[Opening EXERCISE MATERIAL section]
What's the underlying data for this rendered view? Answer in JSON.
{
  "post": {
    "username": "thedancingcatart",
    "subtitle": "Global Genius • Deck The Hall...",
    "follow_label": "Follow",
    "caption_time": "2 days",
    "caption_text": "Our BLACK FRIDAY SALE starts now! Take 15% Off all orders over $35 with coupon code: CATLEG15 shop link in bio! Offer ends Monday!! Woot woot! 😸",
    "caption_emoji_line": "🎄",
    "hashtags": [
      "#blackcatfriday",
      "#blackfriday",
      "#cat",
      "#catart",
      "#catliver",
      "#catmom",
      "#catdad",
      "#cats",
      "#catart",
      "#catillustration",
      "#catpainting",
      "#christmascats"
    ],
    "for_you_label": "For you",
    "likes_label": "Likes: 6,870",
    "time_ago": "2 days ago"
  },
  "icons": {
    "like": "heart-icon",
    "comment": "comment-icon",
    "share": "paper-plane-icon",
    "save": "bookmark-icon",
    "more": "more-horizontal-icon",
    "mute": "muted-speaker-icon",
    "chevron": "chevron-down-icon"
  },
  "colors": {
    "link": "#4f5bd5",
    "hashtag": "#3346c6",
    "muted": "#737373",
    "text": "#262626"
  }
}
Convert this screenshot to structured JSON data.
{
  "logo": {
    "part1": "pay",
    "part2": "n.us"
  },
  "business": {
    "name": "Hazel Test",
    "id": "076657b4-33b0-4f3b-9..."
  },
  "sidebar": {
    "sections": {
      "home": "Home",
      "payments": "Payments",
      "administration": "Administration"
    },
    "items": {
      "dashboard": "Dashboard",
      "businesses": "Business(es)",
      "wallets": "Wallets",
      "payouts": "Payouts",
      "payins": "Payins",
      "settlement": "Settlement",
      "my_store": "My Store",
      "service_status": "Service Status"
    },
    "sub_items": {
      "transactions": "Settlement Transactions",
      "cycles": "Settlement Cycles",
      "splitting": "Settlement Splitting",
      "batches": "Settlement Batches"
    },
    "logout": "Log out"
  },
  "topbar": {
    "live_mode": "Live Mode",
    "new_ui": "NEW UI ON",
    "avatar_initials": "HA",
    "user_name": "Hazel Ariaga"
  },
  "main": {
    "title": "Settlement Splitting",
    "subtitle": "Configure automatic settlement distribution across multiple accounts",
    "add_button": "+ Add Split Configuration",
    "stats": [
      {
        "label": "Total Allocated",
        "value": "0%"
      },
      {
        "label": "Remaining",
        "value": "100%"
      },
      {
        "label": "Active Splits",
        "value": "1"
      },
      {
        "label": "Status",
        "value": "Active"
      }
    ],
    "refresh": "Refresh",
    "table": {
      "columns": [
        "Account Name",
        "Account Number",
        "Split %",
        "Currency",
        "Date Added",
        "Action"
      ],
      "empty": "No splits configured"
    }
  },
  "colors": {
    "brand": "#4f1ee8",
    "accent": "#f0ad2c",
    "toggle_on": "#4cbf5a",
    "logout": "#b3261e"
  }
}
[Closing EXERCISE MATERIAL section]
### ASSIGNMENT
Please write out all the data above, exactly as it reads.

### RESULT OF THIS EXERCISE
What's the underlying data for this rendered view? Answer in JSON.
{
  "post": {
    "username": "thedancingcatart",
    "subtitle": "Global Genius • Deck The Hall...",
    "follow_label": "Follow",
    "caption_time": "2 days",
    "caption_text": "Our BLACK FRIDAY SALE starts now! Take 15% Off all orders over $35 with coupon code: CATLEG15 shop link in bio! Offer ends Monday!! Woot woot! 😸",
    "caption_emoji_line": "🎄",
    "hashtags": [
      "#blackcatfriday",
      "#blackfriday",
      "#cat",
      "#catart",
      "#catliver",
      "#catmom",
      "#catdad",
      "#cats",
      "#catart",
      "#catillustration",
      "#catpainting",
      "#christmascats"
    ],
    "for_you_label": "For you",
    "likes_label": "Likes: 6,870",
    "time_ago": "2 days ago"
  },
  "icons": {
    "like": "heart-icon",
    "comment": "comment-icon",
    "share": "paper-plane-icon",
    "save": "bookmark-icon",
    "more": "more-horizontal-icon",
    "mute": "muted-speaker-icon",
    "chevron": "chevron-down-icon"
  },
  "colors": {
    "link": "#4f5bd5",
    "hashtag": "#3346c6",
    "muted": "#737373",
    "text": "#262626"
  }
}
Convert this screenshot to structured JSON data.
{
  "logo": {
    "part1": "pay",
    "part2": "n.us"
  },
  "business": {
    "name": "Hazel Test",
    "id": "076657b4-33b0-4f3b-9..."
  },
  "sidebar": {
    "sections": {
      "home": "Home",
      "payments": "Payments",
      "administration": "Administration"
    },
    "items": {
      "dashboard": "Dashboard",
      "businesses": "Business(es)",
      "wallets": "Wallets",
      "payouts": "Payouts",
      "payins": "Payins",
      "settlement": "Settlement",
      "my_store": "My Store",
      "service_status": "Service Status"
    },
    "sub_items": {
      "transactions": "Settlement Transactions",
      "cycles": "Settlement Cycles",
      "splitting": "Settlement Splitting",
      "batches": "Settlement Batches"
    },
    "logout": "Log out"
  },
  "topbar": {
    "live_mode": "Live Mode",
    "new_ui": "NEW UI ON",
    "avatar_initials": "HA",
    "user_name": "Hazel Ariaga"
  },
  "main": {
    "title": "Settlement Splitting",
    "subtitle": "Configure automatic settlement distribution across multiple accounts",
    "add_button": "+ Add Split Configuration",
    "stats": [
      {
        "label": "Total Allocated",
        "value": "0%"
      },
      {
        "label": "Remaining",
        "value": "100%"
      },
      {
        "label": "Active Splits",
        "value": "1"
      },
      {
        "label": "Status",
        "value": "Active"
      }
    ],
    "refresh": "Refresh",
    "table": {
      "columns": [
        "Account Name",
        "Account Number",
        "Split %",
        "Currency",
        "Date Added",
        "Action"
      ],
      "empty": "No splits configured"
    }
  },
  "colors": {
    "brand": "#4f1ee8",
    "accent": "#f0ad2c",
    "toggle_on": "#4cbf5a",
    "logout": "#b3261e"
  }
}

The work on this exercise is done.